## [Assignment]
Please find all lines in the data that hold the string "icon" and copy them.

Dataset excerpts

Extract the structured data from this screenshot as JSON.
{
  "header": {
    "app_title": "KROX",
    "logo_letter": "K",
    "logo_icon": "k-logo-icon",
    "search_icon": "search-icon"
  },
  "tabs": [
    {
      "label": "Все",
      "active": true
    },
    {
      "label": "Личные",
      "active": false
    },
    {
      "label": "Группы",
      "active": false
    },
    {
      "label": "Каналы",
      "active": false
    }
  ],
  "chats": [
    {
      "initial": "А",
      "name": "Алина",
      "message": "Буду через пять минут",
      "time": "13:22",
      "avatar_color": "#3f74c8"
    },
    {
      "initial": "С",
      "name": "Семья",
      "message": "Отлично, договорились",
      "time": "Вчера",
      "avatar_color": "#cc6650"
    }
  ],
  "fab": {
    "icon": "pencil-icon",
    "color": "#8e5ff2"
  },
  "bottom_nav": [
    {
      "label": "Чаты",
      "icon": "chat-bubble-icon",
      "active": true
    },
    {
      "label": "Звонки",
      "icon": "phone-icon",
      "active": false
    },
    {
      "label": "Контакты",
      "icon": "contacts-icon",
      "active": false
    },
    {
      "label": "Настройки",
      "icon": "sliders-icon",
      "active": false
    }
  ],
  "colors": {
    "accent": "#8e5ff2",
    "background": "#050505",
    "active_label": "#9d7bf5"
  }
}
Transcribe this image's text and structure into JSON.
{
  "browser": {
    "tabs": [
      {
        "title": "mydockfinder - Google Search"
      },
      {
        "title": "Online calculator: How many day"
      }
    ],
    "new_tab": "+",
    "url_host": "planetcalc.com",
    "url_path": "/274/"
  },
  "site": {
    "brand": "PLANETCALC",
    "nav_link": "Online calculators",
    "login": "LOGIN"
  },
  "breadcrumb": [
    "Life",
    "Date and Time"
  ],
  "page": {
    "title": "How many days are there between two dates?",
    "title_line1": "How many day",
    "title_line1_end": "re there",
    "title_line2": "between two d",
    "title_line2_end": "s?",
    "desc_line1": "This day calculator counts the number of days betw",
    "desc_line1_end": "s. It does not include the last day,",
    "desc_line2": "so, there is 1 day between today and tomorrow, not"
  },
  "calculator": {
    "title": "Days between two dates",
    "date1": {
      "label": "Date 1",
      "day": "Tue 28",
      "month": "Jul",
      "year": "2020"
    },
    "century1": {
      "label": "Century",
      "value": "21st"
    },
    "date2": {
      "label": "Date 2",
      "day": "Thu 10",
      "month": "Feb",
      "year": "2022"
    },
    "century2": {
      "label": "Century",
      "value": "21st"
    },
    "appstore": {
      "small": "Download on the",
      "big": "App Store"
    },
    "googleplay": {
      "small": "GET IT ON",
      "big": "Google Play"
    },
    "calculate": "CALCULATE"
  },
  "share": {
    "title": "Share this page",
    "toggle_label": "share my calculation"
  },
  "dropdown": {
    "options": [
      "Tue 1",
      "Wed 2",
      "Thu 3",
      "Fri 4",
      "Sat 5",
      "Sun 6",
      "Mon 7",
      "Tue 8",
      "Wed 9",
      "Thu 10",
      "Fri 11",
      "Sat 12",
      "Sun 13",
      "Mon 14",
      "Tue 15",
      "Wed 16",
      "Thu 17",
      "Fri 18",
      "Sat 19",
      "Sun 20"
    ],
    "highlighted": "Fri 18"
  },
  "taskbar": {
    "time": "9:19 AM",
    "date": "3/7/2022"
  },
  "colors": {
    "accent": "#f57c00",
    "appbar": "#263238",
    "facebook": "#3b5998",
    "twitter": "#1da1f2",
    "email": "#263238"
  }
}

## [Reply to the exercise]
    "logo_icon": "k-logo-icon",
    "search_icon": "search-icon"
    "icon": "pencil-icon",
      "icon": "chat-bubble-icon",
      "icon": "phone-icon",
      "icon": "contacts-icon",
      "icon": "sliders-icon",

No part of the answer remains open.